━━ RECORDS FOR THIS TASK ━━

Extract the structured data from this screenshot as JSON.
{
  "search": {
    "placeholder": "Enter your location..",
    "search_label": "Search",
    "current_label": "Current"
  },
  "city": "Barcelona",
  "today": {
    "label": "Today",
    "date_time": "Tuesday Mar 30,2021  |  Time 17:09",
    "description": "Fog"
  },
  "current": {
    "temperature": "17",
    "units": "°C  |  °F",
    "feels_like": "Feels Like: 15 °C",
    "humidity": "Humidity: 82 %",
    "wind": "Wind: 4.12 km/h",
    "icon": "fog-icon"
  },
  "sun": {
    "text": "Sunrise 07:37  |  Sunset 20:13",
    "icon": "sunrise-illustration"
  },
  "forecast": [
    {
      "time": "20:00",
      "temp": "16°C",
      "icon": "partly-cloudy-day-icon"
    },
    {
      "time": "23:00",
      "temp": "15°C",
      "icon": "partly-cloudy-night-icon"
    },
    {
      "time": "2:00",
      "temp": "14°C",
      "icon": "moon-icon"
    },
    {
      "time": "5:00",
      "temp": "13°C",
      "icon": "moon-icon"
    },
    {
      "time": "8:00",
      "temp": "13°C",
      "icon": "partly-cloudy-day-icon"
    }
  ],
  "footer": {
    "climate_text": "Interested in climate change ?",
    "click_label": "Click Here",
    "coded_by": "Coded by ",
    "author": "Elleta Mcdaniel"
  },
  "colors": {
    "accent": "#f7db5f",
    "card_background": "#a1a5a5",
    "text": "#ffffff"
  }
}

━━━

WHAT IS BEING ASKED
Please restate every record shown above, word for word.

COMPLETED EXERCISE
Extract the structured data from this screenshot as JSON.
{
  "search": {
    "placeholder": "Enter your location..",
    "search_label": "Search",
    "current_label": "Current"
  },
  "city": "Barcelona",
  "today": {
    "label": "Today",
    "date_time": "Tuesday Mar 30,2021  |  Time 17:09",
    "description": "Fog"
  },
  "current": {
    "temperature": "17",
    "units": "°C  |  °F",
    "feels_like": "Feels Like: 15 °C",
    "humidity": "Humidity: 82 %",
    "wind": "Wind: 4.12 km/h",
    "icon": "fog-icon"
  },
  "sun": {
    "text": "Sunrise 07:37  |  Sunset 20:13",
    "icon": "sunrise-illustration"
  },
  "forecast": [
    {
      "time": "20:00",
      "temp": "16°C",
      "icon": "partly-cloudy-day-icon"
    },
    {
      "time": "23:00",
      "temp": "15°C",
      "icon": "partly-cloudy-night-icon"
    },
    {
      "time": "2:00",
      "temp": "14°C",
      "icon": "moon-icon"
    },
    {
      "time": "5:00",
      "temp": "13°C",
      "icon": "moon-icon"
    },
    {
      "time": "8:00",
      "temp": "13°C",
      "icon": "partly-cloudy-day-icon"
    }
  ],
  "footer": {
    "climate_text": "Interested in climate change ?",
    "click_label": "Click Here",
    "coded_by": "Coded by ",
    "author": "Elleta Mcdaniel"
  },
  "colors": {
    "accent": "#f7db5f",
    "card_background": "#a1a5a5",
    "text": "#ffffff"
  }
}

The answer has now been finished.